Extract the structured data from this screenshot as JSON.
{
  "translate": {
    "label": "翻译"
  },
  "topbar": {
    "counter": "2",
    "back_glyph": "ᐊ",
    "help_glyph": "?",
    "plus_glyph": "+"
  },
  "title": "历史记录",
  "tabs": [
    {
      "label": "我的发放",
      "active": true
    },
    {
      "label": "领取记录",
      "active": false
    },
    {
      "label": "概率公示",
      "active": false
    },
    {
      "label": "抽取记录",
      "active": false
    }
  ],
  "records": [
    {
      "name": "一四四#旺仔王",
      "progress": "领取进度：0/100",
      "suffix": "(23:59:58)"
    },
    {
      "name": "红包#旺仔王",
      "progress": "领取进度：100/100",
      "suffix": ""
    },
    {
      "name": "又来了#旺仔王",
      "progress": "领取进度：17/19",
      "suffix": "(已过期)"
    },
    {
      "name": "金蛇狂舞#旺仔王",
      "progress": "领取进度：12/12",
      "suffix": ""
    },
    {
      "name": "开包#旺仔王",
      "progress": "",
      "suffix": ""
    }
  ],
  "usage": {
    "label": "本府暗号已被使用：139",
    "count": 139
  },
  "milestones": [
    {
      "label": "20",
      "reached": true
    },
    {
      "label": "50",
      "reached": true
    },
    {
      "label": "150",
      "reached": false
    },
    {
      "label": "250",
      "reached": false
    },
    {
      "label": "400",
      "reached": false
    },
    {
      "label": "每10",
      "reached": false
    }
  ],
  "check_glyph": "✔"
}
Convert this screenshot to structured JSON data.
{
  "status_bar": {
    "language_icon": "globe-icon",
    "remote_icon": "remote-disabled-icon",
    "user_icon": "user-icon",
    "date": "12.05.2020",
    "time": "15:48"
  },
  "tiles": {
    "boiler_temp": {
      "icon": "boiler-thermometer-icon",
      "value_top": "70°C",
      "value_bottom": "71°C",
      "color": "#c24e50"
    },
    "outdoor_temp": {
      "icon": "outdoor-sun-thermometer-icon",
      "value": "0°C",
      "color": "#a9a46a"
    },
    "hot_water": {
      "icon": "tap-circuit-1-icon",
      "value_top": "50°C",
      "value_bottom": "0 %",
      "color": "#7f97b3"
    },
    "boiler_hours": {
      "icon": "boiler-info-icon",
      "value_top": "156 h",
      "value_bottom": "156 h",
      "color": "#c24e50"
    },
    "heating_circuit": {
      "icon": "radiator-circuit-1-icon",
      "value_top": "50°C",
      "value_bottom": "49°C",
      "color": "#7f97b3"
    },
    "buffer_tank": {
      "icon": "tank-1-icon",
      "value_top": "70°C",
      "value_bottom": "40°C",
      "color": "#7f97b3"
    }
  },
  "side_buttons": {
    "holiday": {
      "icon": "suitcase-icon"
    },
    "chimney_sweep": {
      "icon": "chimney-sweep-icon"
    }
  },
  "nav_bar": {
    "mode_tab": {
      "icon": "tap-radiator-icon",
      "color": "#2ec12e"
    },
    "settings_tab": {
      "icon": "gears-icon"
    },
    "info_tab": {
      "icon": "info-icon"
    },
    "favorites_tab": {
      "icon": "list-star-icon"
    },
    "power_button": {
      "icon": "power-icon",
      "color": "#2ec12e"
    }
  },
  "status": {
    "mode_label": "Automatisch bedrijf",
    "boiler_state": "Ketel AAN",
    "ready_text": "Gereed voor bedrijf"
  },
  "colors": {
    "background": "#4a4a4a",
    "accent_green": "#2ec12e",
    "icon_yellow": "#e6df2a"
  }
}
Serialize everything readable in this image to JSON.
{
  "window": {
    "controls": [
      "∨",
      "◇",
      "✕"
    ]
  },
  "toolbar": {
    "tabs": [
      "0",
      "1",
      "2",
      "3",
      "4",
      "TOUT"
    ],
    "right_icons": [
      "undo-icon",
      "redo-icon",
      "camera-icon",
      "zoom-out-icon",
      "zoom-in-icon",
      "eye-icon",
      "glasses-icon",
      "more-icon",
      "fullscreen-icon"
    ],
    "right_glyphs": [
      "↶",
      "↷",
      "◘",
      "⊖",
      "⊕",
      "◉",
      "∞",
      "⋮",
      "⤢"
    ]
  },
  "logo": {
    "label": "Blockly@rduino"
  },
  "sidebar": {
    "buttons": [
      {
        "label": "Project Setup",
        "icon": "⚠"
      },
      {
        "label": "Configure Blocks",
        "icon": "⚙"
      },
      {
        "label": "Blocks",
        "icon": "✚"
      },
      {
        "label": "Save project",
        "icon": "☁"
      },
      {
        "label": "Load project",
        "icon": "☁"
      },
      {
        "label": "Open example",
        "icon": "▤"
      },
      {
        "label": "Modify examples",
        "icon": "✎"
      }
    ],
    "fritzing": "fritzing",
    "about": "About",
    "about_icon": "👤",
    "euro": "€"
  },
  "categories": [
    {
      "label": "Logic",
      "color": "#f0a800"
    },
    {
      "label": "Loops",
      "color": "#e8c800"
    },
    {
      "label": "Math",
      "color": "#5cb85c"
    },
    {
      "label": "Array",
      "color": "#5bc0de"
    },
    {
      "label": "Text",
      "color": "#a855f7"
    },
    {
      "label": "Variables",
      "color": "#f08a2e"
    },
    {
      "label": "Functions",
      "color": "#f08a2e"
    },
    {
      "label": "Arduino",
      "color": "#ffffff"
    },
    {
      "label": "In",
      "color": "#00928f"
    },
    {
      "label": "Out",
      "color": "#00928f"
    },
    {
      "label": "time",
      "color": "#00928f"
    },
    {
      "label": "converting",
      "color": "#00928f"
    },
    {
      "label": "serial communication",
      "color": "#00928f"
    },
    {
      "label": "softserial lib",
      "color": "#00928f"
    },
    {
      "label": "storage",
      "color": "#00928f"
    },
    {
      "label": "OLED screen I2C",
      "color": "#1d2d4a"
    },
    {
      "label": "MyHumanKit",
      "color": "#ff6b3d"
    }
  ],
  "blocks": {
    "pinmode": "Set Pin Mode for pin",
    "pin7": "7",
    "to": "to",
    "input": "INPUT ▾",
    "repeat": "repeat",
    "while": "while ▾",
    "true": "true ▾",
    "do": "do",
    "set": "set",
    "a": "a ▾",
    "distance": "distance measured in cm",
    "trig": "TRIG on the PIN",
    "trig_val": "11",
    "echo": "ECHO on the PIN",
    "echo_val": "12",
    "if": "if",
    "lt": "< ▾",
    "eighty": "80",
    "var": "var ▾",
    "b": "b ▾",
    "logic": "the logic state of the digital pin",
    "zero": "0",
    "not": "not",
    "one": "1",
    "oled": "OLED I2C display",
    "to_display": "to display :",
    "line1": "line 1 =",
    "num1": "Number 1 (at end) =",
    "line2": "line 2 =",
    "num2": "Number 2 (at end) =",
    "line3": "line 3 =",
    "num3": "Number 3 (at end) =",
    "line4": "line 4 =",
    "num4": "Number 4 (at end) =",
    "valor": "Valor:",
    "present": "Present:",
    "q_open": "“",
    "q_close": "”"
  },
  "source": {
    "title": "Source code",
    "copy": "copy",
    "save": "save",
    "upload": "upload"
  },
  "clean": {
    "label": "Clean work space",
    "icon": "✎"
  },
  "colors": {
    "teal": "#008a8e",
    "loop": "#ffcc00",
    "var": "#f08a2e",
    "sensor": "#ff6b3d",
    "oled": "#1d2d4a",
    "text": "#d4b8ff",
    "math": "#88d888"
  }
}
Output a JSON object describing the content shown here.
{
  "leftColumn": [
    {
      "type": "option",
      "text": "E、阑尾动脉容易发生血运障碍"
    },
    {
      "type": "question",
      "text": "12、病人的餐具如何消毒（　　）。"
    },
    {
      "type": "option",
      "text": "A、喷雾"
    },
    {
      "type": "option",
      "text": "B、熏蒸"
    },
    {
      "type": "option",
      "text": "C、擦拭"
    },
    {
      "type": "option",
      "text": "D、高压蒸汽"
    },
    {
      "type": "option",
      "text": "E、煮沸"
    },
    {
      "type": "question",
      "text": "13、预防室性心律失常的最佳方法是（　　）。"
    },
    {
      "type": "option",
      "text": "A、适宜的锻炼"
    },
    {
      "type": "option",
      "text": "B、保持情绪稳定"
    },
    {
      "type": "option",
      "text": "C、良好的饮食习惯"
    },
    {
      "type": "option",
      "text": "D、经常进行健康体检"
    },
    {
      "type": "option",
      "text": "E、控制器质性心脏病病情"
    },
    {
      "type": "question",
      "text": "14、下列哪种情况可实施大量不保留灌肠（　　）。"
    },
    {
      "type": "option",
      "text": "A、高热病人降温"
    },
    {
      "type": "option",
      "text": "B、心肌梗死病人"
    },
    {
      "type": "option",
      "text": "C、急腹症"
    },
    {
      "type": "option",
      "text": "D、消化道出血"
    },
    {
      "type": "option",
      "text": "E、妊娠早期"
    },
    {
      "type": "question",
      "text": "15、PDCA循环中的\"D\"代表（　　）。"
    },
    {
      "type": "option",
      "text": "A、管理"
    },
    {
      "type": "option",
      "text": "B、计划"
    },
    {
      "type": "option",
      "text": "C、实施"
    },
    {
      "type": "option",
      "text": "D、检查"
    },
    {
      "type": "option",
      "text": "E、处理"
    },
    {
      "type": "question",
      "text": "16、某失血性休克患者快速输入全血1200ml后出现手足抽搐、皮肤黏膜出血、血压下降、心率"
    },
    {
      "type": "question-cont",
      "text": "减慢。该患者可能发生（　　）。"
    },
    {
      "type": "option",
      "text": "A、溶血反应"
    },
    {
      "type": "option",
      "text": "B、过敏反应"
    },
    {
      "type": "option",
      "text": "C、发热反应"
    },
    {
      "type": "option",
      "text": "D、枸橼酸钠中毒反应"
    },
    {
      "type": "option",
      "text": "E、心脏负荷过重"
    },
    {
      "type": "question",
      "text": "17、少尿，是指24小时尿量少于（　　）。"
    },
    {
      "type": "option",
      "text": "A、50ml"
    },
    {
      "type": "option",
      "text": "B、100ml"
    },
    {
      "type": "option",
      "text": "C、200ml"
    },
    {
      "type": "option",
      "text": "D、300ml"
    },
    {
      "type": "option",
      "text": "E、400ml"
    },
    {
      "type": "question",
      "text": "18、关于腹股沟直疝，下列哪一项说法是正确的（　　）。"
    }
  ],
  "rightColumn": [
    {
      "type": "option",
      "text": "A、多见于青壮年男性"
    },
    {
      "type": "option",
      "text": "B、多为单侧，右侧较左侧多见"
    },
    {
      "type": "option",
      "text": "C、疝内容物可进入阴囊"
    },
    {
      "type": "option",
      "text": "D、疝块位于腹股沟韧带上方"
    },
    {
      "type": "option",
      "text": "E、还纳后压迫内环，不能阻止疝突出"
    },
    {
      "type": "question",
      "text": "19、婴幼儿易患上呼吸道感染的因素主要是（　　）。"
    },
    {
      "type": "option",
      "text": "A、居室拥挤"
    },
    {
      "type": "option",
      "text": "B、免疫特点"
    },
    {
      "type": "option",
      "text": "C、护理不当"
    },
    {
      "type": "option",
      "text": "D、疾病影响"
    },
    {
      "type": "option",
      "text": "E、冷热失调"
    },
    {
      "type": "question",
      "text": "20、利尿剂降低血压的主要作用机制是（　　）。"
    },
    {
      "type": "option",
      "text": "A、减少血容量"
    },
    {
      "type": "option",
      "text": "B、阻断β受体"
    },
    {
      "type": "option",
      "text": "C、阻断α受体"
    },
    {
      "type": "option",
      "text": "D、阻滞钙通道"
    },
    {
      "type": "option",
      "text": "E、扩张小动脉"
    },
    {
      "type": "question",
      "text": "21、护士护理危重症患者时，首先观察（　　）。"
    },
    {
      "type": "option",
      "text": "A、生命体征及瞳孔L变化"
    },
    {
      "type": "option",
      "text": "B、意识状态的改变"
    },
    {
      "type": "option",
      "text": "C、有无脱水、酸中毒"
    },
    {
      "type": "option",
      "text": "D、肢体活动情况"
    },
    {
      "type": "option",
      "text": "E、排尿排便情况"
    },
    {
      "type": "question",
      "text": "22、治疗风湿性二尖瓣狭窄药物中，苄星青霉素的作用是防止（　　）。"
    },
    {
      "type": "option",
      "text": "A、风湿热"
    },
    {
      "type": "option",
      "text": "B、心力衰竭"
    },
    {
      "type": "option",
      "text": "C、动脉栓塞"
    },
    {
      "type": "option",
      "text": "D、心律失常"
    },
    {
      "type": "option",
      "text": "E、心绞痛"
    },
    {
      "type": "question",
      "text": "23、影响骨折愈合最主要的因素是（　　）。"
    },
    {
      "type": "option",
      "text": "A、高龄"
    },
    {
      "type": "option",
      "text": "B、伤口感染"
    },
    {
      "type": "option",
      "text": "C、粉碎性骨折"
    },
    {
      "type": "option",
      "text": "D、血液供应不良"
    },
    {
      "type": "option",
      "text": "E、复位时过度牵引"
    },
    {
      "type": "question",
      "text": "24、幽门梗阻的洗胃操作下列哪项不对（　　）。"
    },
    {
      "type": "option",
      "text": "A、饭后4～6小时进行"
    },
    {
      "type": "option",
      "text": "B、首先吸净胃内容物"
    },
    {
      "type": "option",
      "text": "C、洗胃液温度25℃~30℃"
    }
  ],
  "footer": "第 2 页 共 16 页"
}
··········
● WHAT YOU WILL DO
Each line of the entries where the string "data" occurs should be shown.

● SOLVED EXERCISE
Extract the structured data from this screenshot as JSON.
Convert this screenshot to structured JSON data.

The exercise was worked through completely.